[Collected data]
★ ★ ★ ★ ★ ★ ★

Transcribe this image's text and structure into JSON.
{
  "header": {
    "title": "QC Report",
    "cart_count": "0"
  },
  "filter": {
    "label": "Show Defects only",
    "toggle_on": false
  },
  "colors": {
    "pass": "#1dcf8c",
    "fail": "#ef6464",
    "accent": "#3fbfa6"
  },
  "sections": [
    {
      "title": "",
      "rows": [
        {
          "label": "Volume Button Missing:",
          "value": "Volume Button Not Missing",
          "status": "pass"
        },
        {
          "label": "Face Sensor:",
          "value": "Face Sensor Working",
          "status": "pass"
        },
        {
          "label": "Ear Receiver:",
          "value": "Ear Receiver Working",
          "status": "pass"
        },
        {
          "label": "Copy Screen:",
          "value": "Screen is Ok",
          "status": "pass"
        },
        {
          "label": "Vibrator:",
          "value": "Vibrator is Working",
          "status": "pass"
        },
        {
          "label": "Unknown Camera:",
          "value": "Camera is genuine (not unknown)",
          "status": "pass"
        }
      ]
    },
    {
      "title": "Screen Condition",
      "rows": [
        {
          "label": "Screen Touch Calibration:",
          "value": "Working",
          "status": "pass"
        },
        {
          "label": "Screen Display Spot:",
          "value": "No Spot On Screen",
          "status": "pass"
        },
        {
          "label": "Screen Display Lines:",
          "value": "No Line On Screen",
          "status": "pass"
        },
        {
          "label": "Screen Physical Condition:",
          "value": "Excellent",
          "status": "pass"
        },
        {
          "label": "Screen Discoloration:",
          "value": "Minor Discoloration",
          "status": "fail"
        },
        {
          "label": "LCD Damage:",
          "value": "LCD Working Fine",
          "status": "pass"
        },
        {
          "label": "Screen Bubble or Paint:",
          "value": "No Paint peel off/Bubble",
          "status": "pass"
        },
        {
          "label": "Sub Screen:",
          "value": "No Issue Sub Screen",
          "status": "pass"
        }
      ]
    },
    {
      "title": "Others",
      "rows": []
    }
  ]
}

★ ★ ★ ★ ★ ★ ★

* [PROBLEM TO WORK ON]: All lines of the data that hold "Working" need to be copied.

* [SOLUTION TO THIS PROBLEM]:
          "value": "Face Sensor Working",
          "value": "Ear Receiver Working",
          "value": "Vibrator is Working",
          "value": "Working",
          "value": "LCD Working Fine",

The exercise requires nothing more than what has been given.